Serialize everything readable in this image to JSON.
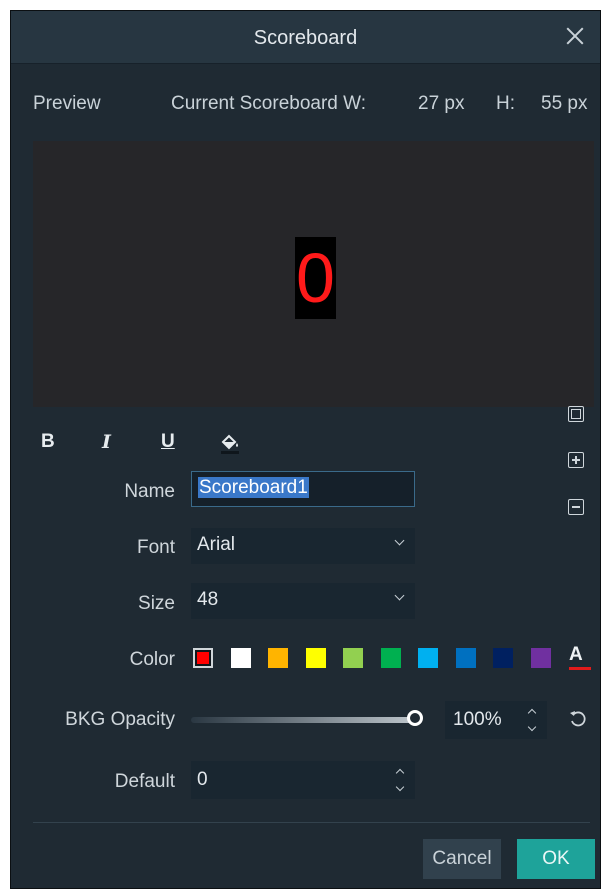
{
  "dialog": {
    "title": "Scoreboard"
  },
  "preview": {
    "label": "Preview",
    "current_label": "Current Scoreboard W:",
    "width_value": "27 px",
    "height_label": "H:",
    "height_value": "55 px",
    "digit": "0",
    "digit_color": "#ff1a1a"
  },
  "format": {
    "bold": "B",
    "italic": "I",
    "underline": "U"
  },
  "fields": {
    "name_label": "Name",
    "name_value": "Scoreboard1",
    "font_label": "Font",
    "font_value": "Arial",
    "size_label": "Size",
    "size_value": "48",
    "color_label": "Color",
    "text_color_glyph": "A",
    "bkg_opacity_label": "BKG Opacity",
    "bkg_opacity_value": "100%",
    "default_label": "Default",
    "default_value": "0"
  },
  "colors": {
    "swatches": [
      "#ff0000",
      "#ffffff",
      "#ffb400",
      "#ffff00",
      "#92d050",
      "#00b050",
      "#00b0f0",
      "#0070c0",
      "#002060",
      "#7030a0"
    ],
    "selected": "#ff0000",
    "accent": "#1ea39a"
  },
  "buttons": {
    "cancel": "Cancel",
    "ok": "OK"
  }
}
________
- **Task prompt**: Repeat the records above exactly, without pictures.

- **Solution below**:
Serialize everything readable in this image to JSON.
{
  "dialog": {
    "title": "Scoreboard"
  },
  "preview": {
    "label": "Preview",
    "current_label": "Current Scoreboard W:",
    "width_value": "27 px",
    "height_label": "H:",
    "height_value": "55 px",
    "digit": "0",
    "digit_color": "#ff1a1a"
  },
  "format": {
    "bold": "B",
    "italic": "I",
    "underline": "U"
  },
  "fields": {
    "name_label": "Name",
    "name_value": "Scoreboard1",
    "font_label": "Font",
    "font_value": "Arial",
    "size_label": "Size",
    "size_value": "48",
    "color_label": "Color",
    "text_color_glyph": "A",
    "bkg_opacity_label": "BKG Opacity",
    "bkg_opacity_value": "100%",
    "default_label": "Default",
    "default_value": "0"
  },
  "colors": {
    "swatches": [
      "#ff0000",
      "#ffffff",
      "#ffb400",
      "#ffff00",
      "#92d050",
      "#00b050",
      "#00b0f0",
      "#0070c0",
      "#002060",
      "#7030a0"
    ],
    "selected": "#ff0000",
    "accent": "#1ea39a"
  },
  "buttons": {
    "cancel": "Cancel",
    "ok": "OK"
  }
}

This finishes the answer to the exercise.